Indian telco Tata Communications has become the latest major telco to jump on the LoRaWAN bandwagon, announcing plans for an India wide LoRaWAN network following successful trials in Mumbai and Delhi.
Last month, France’s largest mobile operator, Orange announced plans for a nationwide LoRaWAN network and Telstra is dipping its toe in the water with plans for short-term trial network in Melbourne to support its forthcoming IoT Challenge.
LoRaWAN technology pioneer Semtech Corporation says it has been selected by Tata Comms to deploy the network in key cities. “[LoRaWAN] was successfully trialled in Mumbai and Delhi and will now be rolled out nationwide, with full coverage planned to start in Mumbai, Delhi and Bangalore,” Semtech said. “The trials should help bolster the smooth deployment of IoT applications in India.”

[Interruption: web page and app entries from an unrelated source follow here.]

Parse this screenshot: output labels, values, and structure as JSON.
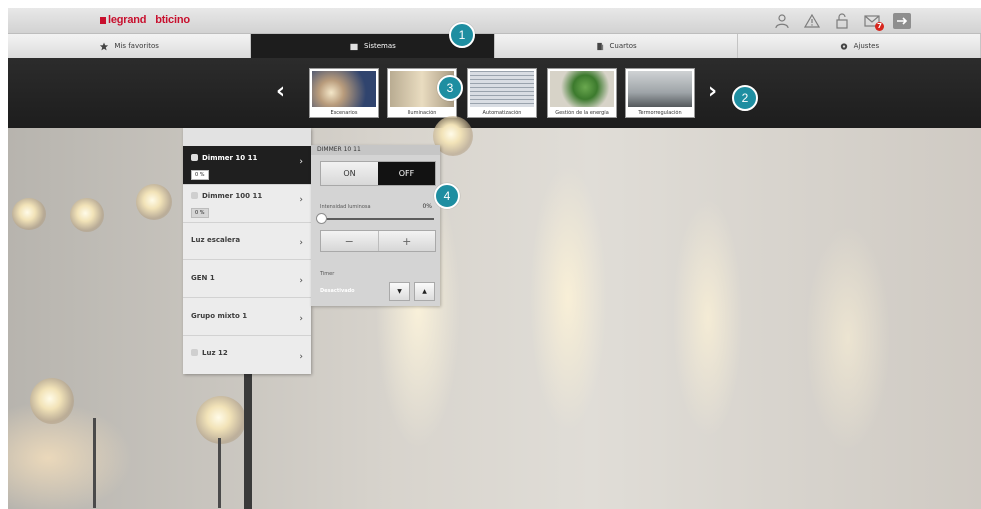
{
  "brand": {
    "primary": "legrand",
    "secondary": "bticino"
  },
  "header_icons": [
    {
      "name": "user-icon"
    },
    {
      "name": "alert-icon"
    },
    {
      "name": "lock-icon"
    },
    {
      "name": "mail-icon",
      "badge": "7"
    },
    {
      "name": "exit-icon"
    }
  ],
  "tabs": [
    {
      "label": "Mis favoritos",
      "icon": "star-icon",
      "active": false
    },
    {
      "label": "Sistemas",
      "icon": "systems-icon",
      "active": true
    },
    {
      "label": "Cuartos",
      "icon": "rooms-icon",
      "active": false
    },
    {
      "label": "Ajustes",
      "icon": "gear-icon",
      "active": false
    }
  ],
  "systems": [
    {
      "label": "Escenarios"
    },
    {
      "label": "Iluminación"
    },
    {
      "label": "Automatización"
    },
    {
      "label": "Gestión de la energía"
    },
    {
      "label": "Termorregulación"
    }
  ],
  "devices": [
    {
      "label": "Dimmer 10 11",
      "value": "0 %",
      "active": true
    },
    {
      "label": "Dimmer 100 11",
      "value": "0 %",
      "active": false
    },
    {
      "label": "Luz escalera",
      "active": false
    },
    {
      "label": "GEN 1",
      "active": false
    },
    {
      "label": "Grupo mixto 1",
      "active": false
    },
    {
      "label": "Luz 12",
      "active": false
    }
  ],
  "panel": {
    "title": "DIMMER 10 11",
    "on_label": "ON",
    "off_label": "OFF",
    "state": "OFF",
    "intensity_label": "Intensidad luminosa",
    "intensity_value": "0%",
    "intensity_fraction": 0,
    "minus_label": "−",
    "plus_label": "+",
    "timer_label": "Timer",
    "timer_value": "Desactivado",
    "timer_down": "▼",
    "timer_up": "▲"
  },
  "callouts": [
    "1",
    "2",
    "3",
    "4"
  ],
  "colors": {
    "accent": "#1e8ea1",
    "active_tab": "#1d1d1d",
    "brand_red": "#c8102e"
  }
}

Semtech’s release quoted Tri Pham, chief strategy officer, Tata Communications, saying: “We see a massive need for a new smart network to enable intelligent solutions for a variety of M2M applications to facilitate a simpler and smarter way of life and at a lower cost of ownership. These trials are just the beginning, we intend to deploy this network across India and invite customers with IoT projects to test it, along with us, end-to-end.”
Semtech said that it and its partners in the LoRa Alliance ecosystem had provided LoRaWAN-certified transceivers, modules, and other products and services and that, by following the LoRaWAN standard, Tata Communications would be able provide interoperability between its network and standardised applications designed to propel adoption and growth of the network.
Semtech CEO, Mohan Maheswaran, said Tata Comms had chosen LoRaWAN after extensive testing of all available LPWAN technologies.
According to Semtech, LoRaWAN can support communications in deep water and up to 50 metres underground. “The LPWAN network [is] suitable for use in metro stations, car parks and other smart city and smart building applications. The network signal is extremely strong, penetrating up to seven walls inside buildings.” In rural areas the technology is effective over distances up to 25kms, according to Semtech.